→ Exercise objective
Filter these entries, keeping only lines that hold the word "model".

→ Entries shown
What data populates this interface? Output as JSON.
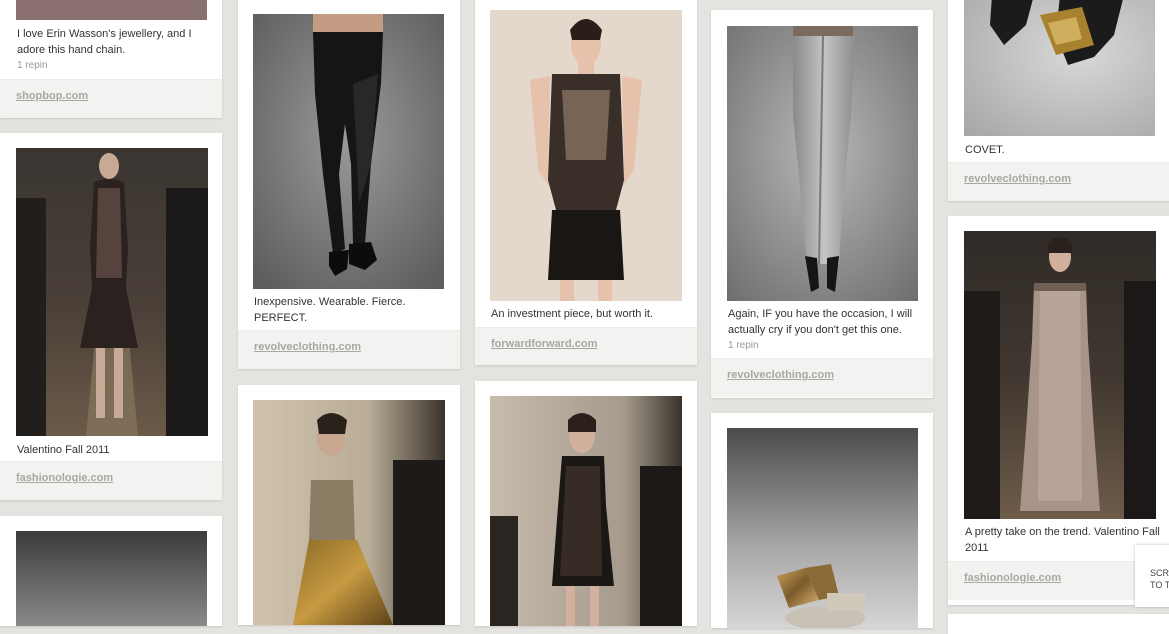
{
  "pins": [
    {
      "description": "I love Erin Wasson's jewellery, and I adore this hand chain.",
      "repins": "1 repin",
      "source": "shopbop.com"
    },
    {
      "description": "Valentino Fall 2011",
      "source": "fashionologie.com"
    },
    {
      "description": "Inexpensive. Wearable. Fierce. PERFECT.",
      "source": "revolveclothing.com"
    },
    {
      "description": "An investment piece, but worth it.",
      "source": "forwardforward.com"
    },
    {
      "description": "Again, IF you have the occasion, I will actually cry if you don't get this one.",
      "repins": "1 repin",
      "source": "revolveclothing.com"
    },
    {
      "description": "COVET.",
      "source": "revolveclothing.com"
    },
    {
      "description": "A pretty take on the trend. Valentino Fall 2011",
      "source": "fashionologie.com"
    }
  ],
  "images": [
    {
      "icon": "runway-model-lace-dress-photo"
    },
    {
      "icon": "black-leggings-photo"
    },
    {
      "icon": "sheer-black-dress-photo"
    },
    {
      "icon": "grey-draped-skirt-photo"
    },
    {
      "icon": "gold-ring-on-hand-photo"
    },
    {
      "icon": "runway-model-long-lace-gown-photo"
    },
    {
      "icon": "runway-model-gold-skirt-photo"
    },
    {
      "icon": "runway-model-black-lace-dress-photo"
    },
    {
      "icon": "gold-stone-ring-photo"
    },
    {
      "icon": "grey-product-photo"
    }
  ],
  "scroll_to_top": {
    "label_line1": "SCR",
    "label_line2": "TO T"
  }
}
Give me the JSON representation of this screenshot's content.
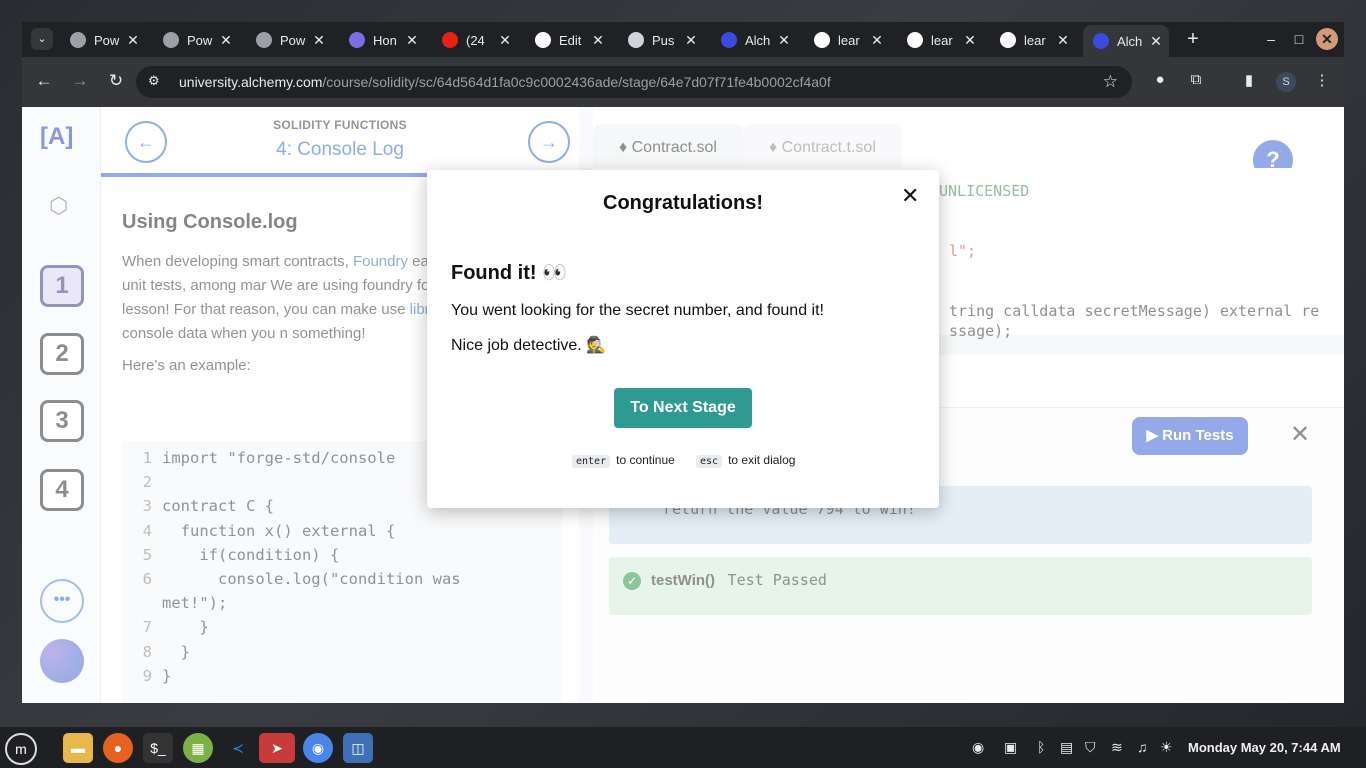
{
  "browser": {
    "tabs": [
      {
        "title": "Pow",
        "favicon": "globe-icon",
        "color": "#9aa0a6"
      },
      {
        "title": "Pow",
        "favicon": "globe-icon",
        "color": "#9aa0a6"
      },
      {
        "title": "Pow",
        "favicon": "globe-icon",
        "color": "#9aa0a6"
      },
      {
        "title": "Hon",
        "favicon": "cube-icon",
        "color": "#7b6ee0"
      },
      {
        "title": "(24",
        "favicon": "youtube-icon",
        "color": "#e62117"
      },
      {
        "title": "Edit",
        "favicon": "github-icon",
        "color": "#ffffff"
      },
      {
        "title": "Pus",
        "favicon": "pusher-icon",
        "color": "#cfd3da"
      },
      {
        "title": "Alch",
        "favicon": "alchemy-icon",
        "color": "#3b4be0"
      },
      {
        "title": "lear",
        "favicon": "github-icon",
        "color": "#ffffff"
      },
      {
        "title": "lear",
        "favicon": "github-icon",
        "color": "#ffffff"
      },
      {
        "title": "lear",
        "favicon": "github-icon",
        "color": "#ffffff"
      },
      {
        "title": "Alch",
        "favicon": "alchemy-icon",
        "color": "#3b4be0",
        "active": true
      }
    ],
    "url_host": "university.alchemy.com",
    "url_path": "/course/solidity/sc/64d564d1fa0c9c0002436ade/stage/64e7d07f71fe4b0002cf4a0f",
    "profile_initial": "S"
  },
  "page": {
    "logo": "[A]",
    "stages": [
      "1",
      "2",
      "3",
      "4"
    ],
    "current_stage": "1",
    "more_label": "•••",
    "lesson_kicker": "SOLIDITY FUNCTIONS",
    "lesson_title": "4: Console Log",
    "heading": "Using Console.log",
    "para_1a": "When developing smart contracts, ",
    "para_1_link": "Foundry",
    "para_1b": " easy to write Solidity unit tests, among mar We are using foundry for code execution in lesson! For that reason, you can make use ",
    "para_1_link2": "library",
    "para_1c": ", for logging console data when you n something!",
    "example_label": "Here's an example:",
    "code_lines": [
      {
        "n": "1",
        "text": "import \"forge-std/console"
      },
      {
        "n": "2",
        "text": ""
      },
      {
        "n": "3",
        "text": "contract C {"
      },
      {
        "n": "4",
        "text": "  function x() external {"
      },
      {
        "n": "5",
        "text": "    if(condition) {"
      },
      {
        "n": "6",
        "text": "      console.log(\"condition was"
      },
      {
        "n": "",
        "text": "met!\");"
      },
      {
        "n": "7",
        "text": "    }"
      },
      {
        "n": "8",
        "text": "  }"
      },
      {
        "n": "9",
        "text": "}"
      }
    ],
    "editor_tabs": [
      "Contract.sol",
      "Contract.t.sol"
    ],
    "help_label": "?",
    "editor_snippets": [
      "UNLICENSED",
      "l\";",
      "tring calldata secretMessage) external re",
      "ssage);"
    ],
    "run_tests_label": "Run Tests",
    "info_text": "return the value 794 to win!",
    "test_name": "testWin()",
    "test_status": "Test Passed"
  },
  "modal": {
    "title": "Congratulations!",
    "heading": "Found it! 👀",
    "message_1": "You went looking for the secret number, and found it!",
    "message_2": "Nice job detective. 🕵",
    "button_label": "To Next Stage",
    "hint_enter_key": "enter",
    "hint_enter_text": "to continue",
    "hint_esc_key": "esc",
    "hint_esc_text": "to exit dialog"
  },
  "taskbar": {
    "apps": [
      "mint-menu-icon",
      "files-icon",
      "firefox-icon",
      "terminal-icon",
      "calc-icon",
      "vscode-icon",
      "telegram-icon",
      "chrome-icon",
      "screenshot-icon"
    ],
    "clock": "Monday May 20, 7:44 AM"
  }
}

→ Written answer
      "icon": "runway-model-lace-dress-photo"
      "icon": "runway-model-long-lace-gown-photo"
      "icon": "runway-model-gold-skirt-photo"
      "icon": "runway-model-black-lace-dress-photo"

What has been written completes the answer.